(TASK INSTRUCTIONS)
In the entries below, how many lines hold the word "POSTAGEM"? Answer with the number only.

[Website and app data records]
======
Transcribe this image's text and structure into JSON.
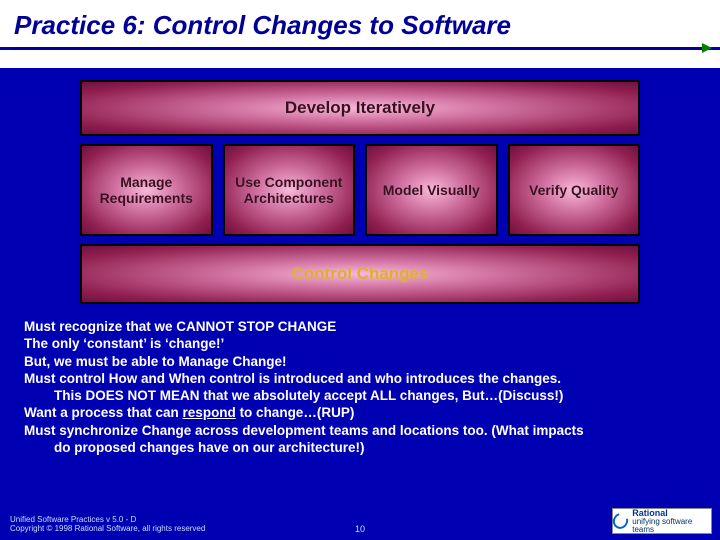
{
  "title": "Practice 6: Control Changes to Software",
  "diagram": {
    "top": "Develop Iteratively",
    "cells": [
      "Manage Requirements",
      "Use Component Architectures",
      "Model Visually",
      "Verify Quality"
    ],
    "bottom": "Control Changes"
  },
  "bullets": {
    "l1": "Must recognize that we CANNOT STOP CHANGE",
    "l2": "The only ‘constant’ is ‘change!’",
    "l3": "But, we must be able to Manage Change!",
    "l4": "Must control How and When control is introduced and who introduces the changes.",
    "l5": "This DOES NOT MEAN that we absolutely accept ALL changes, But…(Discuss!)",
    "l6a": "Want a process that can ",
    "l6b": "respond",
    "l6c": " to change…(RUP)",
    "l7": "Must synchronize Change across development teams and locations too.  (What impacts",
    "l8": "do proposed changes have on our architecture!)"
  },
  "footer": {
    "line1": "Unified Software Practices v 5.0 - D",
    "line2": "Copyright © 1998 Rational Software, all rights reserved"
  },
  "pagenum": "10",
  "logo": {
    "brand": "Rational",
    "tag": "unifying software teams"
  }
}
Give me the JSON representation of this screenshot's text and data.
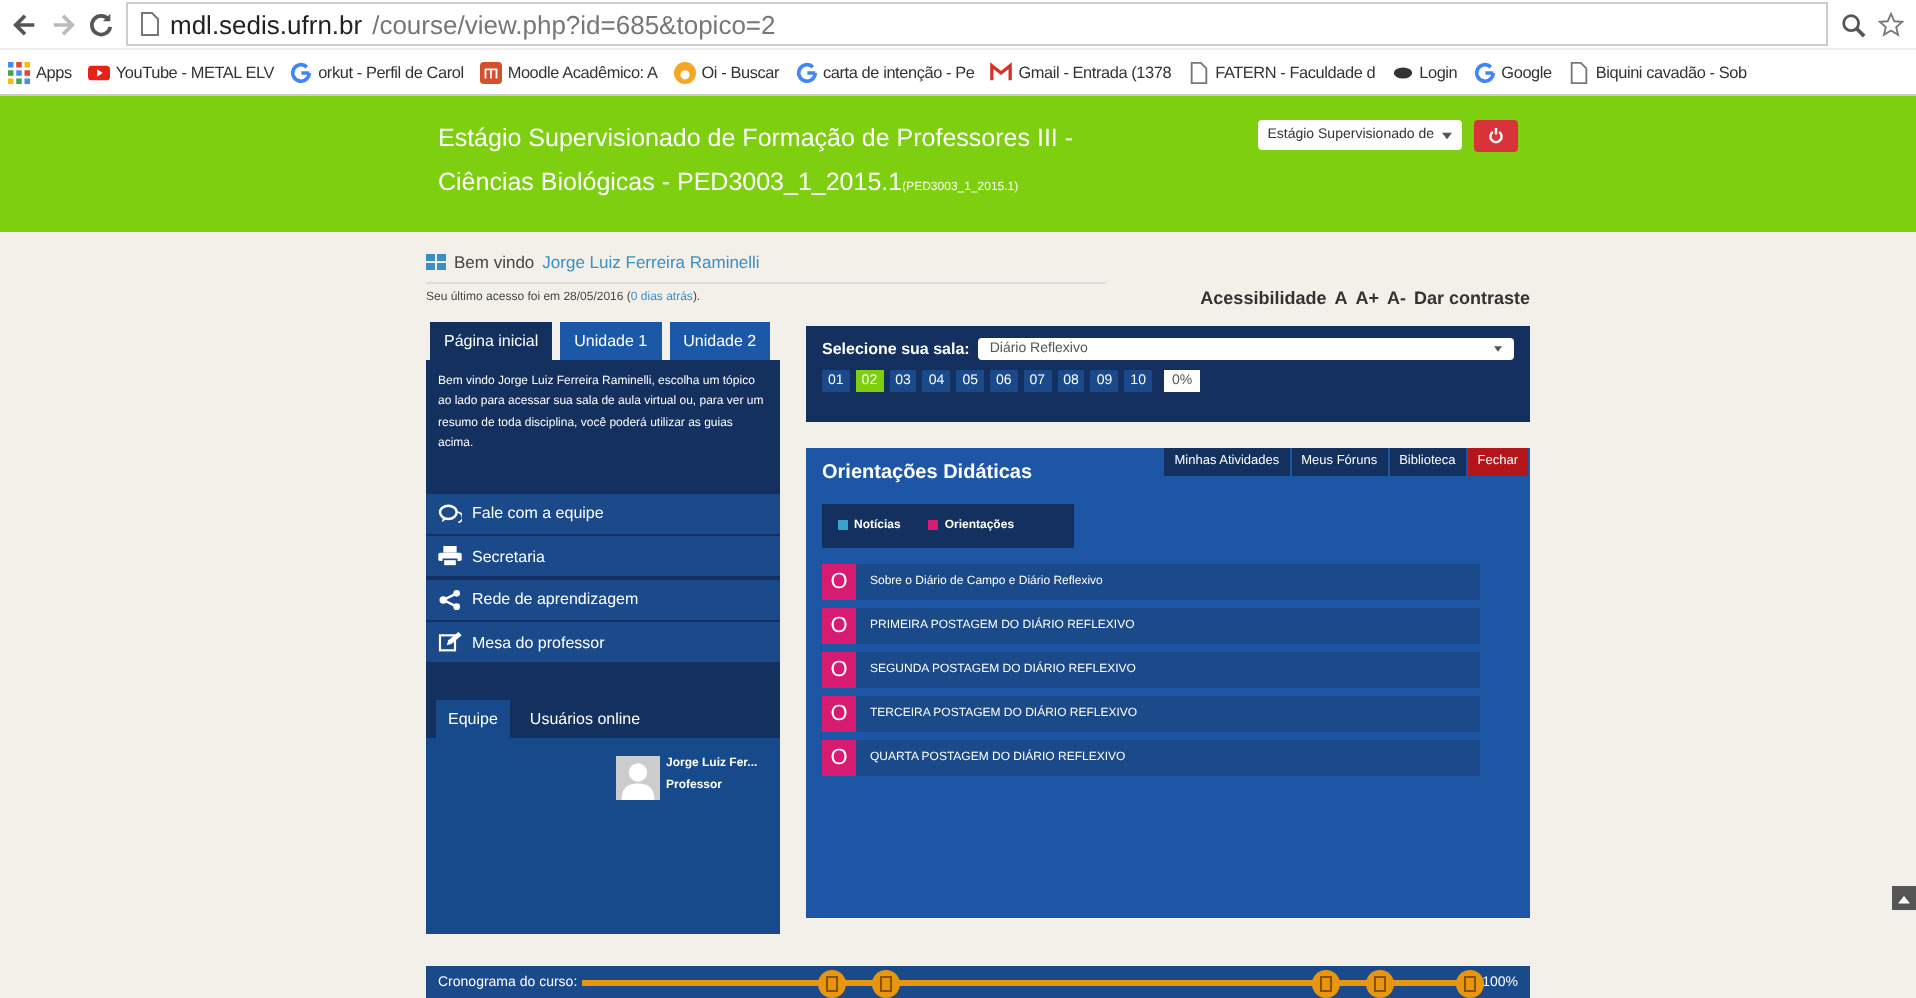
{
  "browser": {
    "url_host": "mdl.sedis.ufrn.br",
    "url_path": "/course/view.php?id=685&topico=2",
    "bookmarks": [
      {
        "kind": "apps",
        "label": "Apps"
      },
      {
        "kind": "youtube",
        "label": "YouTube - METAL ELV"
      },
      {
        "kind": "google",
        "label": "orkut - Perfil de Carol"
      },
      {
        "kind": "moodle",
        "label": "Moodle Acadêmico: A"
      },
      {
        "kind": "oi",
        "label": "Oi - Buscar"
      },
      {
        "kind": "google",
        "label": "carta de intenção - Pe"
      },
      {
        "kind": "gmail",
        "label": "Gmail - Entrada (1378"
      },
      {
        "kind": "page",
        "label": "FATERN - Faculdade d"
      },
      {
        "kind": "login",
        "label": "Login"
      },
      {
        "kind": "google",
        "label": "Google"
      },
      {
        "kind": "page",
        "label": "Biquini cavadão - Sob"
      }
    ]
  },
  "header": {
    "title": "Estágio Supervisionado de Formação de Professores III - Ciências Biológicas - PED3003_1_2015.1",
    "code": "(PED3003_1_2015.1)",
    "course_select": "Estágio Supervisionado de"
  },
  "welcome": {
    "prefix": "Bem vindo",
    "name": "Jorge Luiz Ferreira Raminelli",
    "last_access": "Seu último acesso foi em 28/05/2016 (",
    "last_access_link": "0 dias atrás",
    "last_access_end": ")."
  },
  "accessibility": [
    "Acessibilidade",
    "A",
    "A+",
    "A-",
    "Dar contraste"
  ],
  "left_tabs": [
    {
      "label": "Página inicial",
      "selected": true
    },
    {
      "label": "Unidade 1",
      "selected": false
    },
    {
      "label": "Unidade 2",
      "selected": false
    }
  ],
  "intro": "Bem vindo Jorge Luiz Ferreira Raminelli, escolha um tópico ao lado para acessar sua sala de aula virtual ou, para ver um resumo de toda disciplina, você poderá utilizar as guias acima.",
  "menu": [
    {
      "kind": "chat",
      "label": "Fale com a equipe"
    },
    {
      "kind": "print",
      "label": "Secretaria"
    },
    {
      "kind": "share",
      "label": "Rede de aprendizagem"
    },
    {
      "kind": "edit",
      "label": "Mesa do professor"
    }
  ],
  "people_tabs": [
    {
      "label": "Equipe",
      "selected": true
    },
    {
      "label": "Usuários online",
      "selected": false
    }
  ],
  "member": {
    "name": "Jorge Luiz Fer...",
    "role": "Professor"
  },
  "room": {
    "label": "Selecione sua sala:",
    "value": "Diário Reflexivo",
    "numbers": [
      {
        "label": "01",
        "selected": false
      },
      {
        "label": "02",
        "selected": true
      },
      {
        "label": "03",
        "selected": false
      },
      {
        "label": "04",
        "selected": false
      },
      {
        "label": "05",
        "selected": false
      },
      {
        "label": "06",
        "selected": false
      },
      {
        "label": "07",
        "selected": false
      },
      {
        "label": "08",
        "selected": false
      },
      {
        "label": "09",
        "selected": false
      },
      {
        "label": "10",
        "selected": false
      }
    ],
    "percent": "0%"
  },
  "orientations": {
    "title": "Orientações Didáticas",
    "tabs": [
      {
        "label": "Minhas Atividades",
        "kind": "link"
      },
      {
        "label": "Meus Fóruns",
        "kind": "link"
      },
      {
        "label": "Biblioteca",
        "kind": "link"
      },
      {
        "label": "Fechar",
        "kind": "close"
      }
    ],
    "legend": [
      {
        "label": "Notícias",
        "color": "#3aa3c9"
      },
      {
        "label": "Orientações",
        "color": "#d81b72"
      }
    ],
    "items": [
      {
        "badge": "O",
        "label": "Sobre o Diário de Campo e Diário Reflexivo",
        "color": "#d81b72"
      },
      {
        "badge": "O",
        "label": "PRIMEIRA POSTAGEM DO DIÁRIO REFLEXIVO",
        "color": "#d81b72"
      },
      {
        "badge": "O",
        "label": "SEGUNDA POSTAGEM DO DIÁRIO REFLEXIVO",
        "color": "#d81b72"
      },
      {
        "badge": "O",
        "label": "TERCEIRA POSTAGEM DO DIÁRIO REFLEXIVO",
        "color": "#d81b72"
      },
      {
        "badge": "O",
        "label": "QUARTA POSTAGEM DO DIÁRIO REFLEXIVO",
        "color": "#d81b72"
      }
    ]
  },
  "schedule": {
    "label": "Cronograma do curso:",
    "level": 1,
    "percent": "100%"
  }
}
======
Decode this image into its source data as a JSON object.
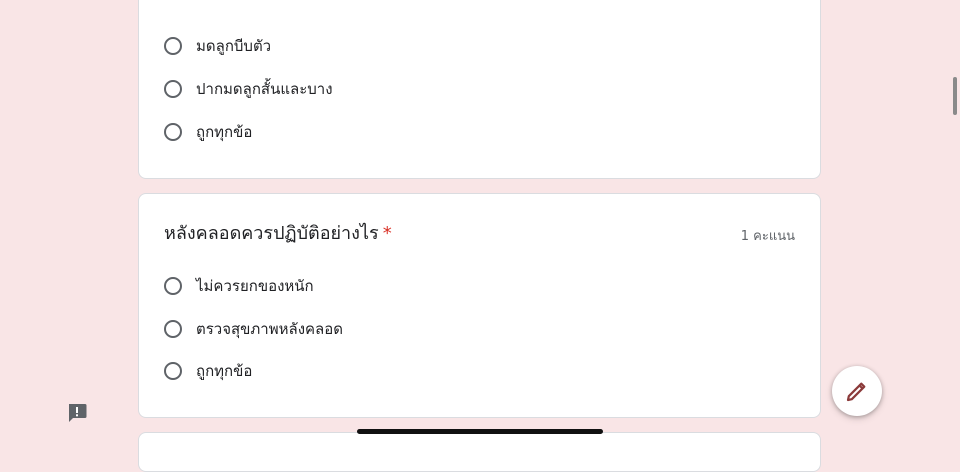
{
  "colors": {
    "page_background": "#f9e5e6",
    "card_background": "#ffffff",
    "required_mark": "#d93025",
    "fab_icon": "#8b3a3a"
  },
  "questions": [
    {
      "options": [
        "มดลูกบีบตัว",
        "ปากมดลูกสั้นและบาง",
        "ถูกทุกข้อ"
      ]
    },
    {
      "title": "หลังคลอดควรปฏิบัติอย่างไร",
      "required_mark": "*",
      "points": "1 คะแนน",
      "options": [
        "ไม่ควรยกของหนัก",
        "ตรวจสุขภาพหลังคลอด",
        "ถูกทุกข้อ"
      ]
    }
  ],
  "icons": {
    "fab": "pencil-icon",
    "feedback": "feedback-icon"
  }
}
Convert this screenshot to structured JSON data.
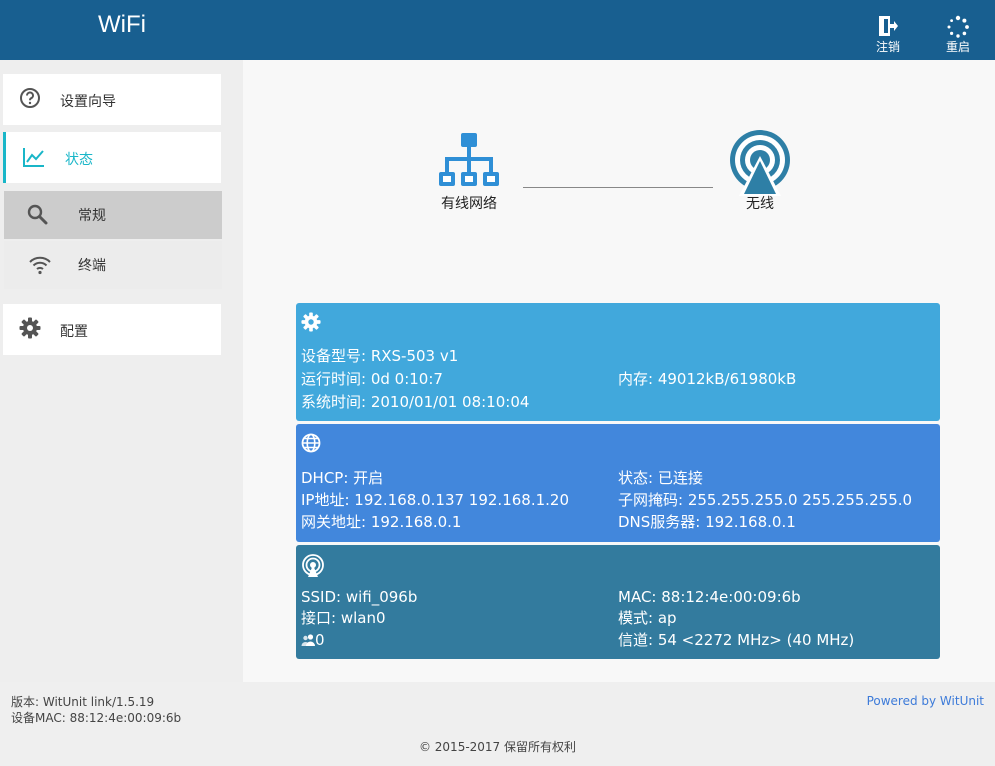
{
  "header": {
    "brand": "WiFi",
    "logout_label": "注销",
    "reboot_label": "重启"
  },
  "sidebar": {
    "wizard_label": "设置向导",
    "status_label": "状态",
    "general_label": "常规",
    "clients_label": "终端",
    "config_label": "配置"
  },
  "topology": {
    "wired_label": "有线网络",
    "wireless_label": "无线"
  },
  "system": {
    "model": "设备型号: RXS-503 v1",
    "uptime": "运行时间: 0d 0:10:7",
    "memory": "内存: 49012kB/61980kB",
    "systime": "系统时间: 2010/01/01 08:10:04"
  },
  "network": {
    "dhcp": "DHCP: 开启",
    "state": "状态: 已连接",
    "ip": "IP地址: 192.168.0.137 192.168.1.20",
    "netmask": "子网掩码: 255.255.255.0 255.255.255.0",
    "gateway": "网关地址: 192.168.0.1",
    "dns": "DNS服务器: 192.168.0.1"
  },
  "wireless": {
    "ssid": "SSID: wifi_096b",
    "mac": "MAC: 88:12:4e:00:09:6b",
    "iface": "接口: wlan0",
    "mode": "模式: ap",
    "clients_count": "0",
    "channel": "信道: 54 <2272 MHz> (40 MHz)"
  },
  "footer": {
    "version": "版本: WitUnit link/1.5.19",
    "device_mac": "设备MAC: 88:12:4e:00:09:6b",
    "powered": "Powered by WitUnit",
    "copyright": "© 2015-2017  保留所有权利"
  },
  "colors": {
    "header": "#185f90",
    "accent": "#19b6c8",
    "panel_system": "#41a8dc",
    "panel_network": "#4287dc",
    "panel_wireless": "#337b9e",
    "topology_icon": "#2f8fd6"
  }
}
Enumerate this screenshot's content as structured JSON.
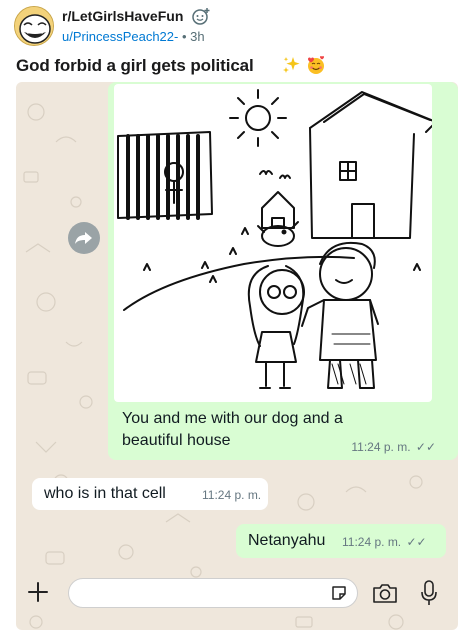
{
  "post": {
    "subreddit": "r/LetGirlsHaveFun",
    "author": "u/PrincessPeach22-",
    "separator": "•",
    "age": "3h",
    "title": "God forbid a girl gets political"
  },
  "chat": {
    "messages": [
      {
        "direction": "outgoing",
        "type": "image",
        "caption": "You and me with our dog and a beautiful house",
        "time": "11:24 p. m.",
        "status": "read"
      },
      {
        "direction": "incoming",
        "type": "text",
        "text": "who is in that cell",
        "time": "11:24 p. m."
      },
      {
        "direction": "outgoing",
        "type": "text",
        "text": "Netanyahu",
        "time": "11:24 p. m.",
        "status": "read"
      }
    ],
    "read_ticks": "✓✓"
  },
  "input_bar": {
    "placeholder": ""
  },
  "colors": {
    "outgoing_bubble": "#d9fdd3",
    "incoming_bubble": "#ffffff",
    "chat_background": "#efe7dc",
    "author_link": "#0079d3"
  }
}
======
(EXERCISE RESPONSE)
4